It is commonly believed that the word lavender comes from the Latin word "lavare", meaning "to wash", because the Romans routinely used lavender in perfumed oils for bathing. In The Story of Lavender, however, author Sally Festing states that the word lavender most certainly did not come from "lavare", but from "livendula," which is Latin for "livid" or "bluish".
Thought to have been originally cultivated in Arabia, lavender may have been carried by Greek traders to the islands off the southern coast of France as early as 600 BC. Lavender’s native range now extends across the Canary Islands, North and East Africa, southern Europe and the Mediterranean and into certain regions of the Middle East and India. Though native to the Mediterranean region, it is now cultivated on every continent. True lavender grows at high altitudes above 2000 ft.
Beginning with ancient Persians, lavender has been used in many cultures in bathing rituals for thousands of years. The ancient Greeks used the herb to treat throat infections and to ease constipation. European herbalists employed it in hydrosol form as a head lice treatment. Lavender was grown in European herb gardens in the Middle Ages, and was said to "comfort the stomach and the soul". The herb was also used in mummification processes in ancient Egypt, and was found in King Tutankhamen’s tomb. A favorite for strewing on the floor as it releases a wonderful aroma when crushed underfoot, lavender is often used these days in toilet water, as an insecticide or in sachets to be placed amongst linens.

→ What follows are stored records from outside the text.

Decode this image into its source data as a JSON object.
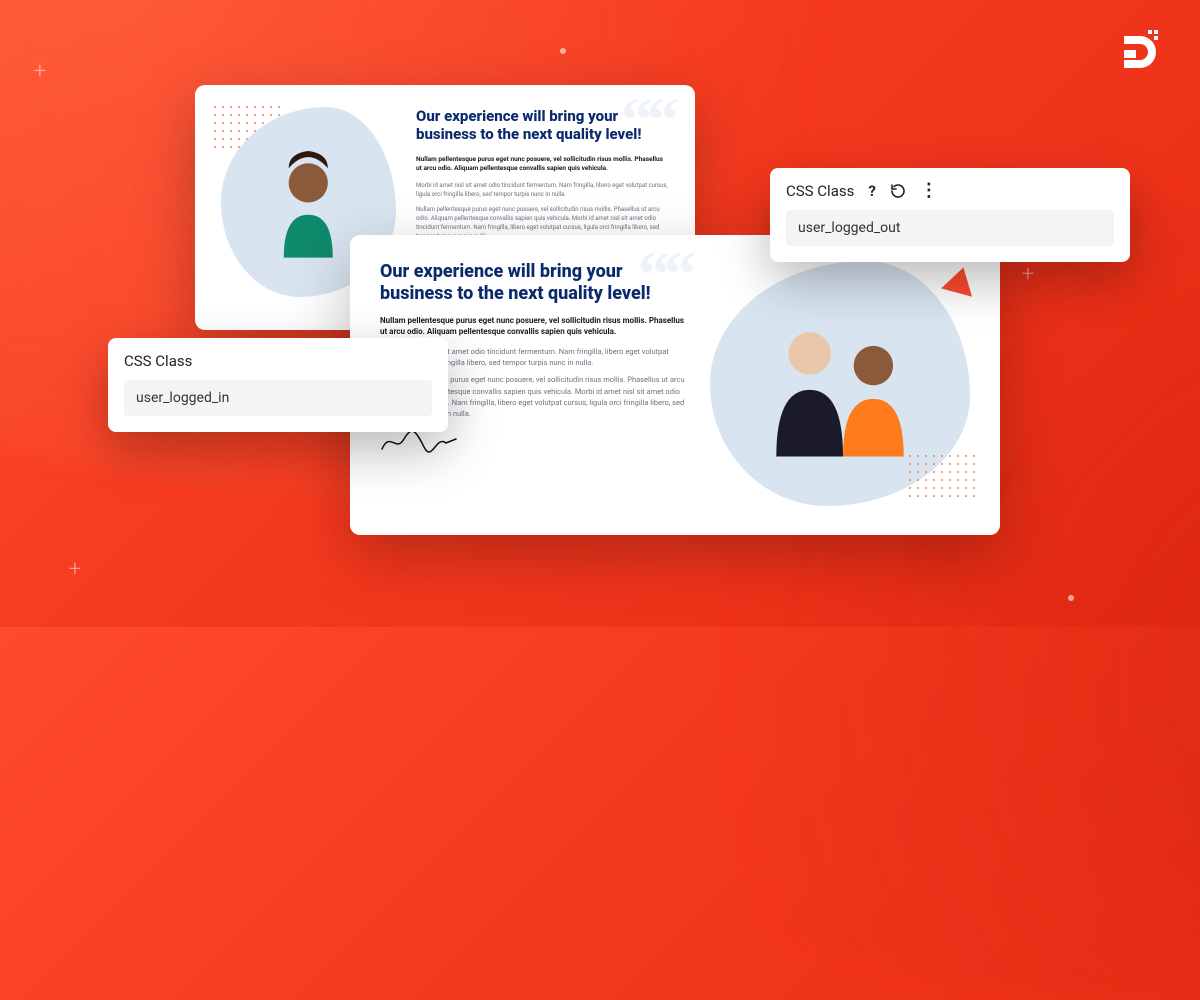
{
  "brand": {
    "logo_letter": "D"
  },
  "testimonial": {
    "headline": "Our experience will bring your business to the next quality level!",
    "lead": "Nullam pellentesque purus eget nunc posuere, vel sollicitudin risus mollis. Phasellus ut arcu odio. Aliquam pellentesque convallis sapien quis vehicula.",
    "para1": "Morbi id amet nisl sit amet odio tincidunt fermentum. Nam fringilla, libero eget volutpat cursus, ligula orci fringilla libero, sed tempor turpis nunc in nulla.",
    "para2": "Nullam pellentesque purus eget nunc posuere, vel sollicitudin risus mollis. Phasellus ut arcu odio. Aliquam pellentesque convallis sapien quis vehicula. Morbi id amet nisl sit amet odio tincidunt fermentum. Nam fringilla, libero eget volutpat cursus, ligula orci fringilla libero, sed tempor turpis nunc in nulla.",
    "signature": "Signature"
  },
  "panel_left": {
    "label": "CSS Class",
    "value": "user_logged_in"
  },
  "panel_right": {
    "label": "CSS Class",
    "value": "user_logged_out",
    "help_icon": "?",
    "reset_icon": "↺",
    "more_icon": "⋮"
  }
}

Lavender is the most popular, and therefore the most adulterated, of all essential oils. It is estimated that 90% of all products labeled "lavender essential oil" are either derived from another species such as lavandin, or are diluted, or are outright synthetic fabrications.
Maillette Lavender Essential Oil Safety Guidelines
Non-toxic, non-irritating and non-sensitizing. Do not take lavender essential oil internally.
Aromatic Profile and Blending of Maillette Lavender Essential Oil
Lavender oil's adaptability lends to easy, complimentary blending with most other oils, particularly floral and citrus oils. Some favorites include geranium oil, rose oil, chamomile oil, clary sage oil and vetiver oil. Create your own relaxing lavender massage oil by blending lavender oil with a carrier oil such as marula oil.
- Perfumery Note: Middle to top
- Odor: Complex-sweet, floral-herbaceous, refreshing, with a balsamic-woody undertone
- Strength of Initial Aroma: Medium
- Blends Well With: Bergamot and other citrus oils; clove, patchouli, rosemary, clary sage, pine; also palmarosa, black pepper, juniper, lemongrass, and peppermint
- Botanical Name: Lavandula angustifolia
- Family: Labiatae
- Composition: 100% Pure Maillette Lavender Essential Oil
- Origin: France
- Method of Extraction: Steam Distillation
- Cultivation/Harvesting: Organic, Non-certified
- Plant Part: Flowering tops
- Color: Clear to pale yellow
- Consistency: Thin
- Yield: 0.5% – 1.6%
- Bottle Size: ½ fl oz (15 mL)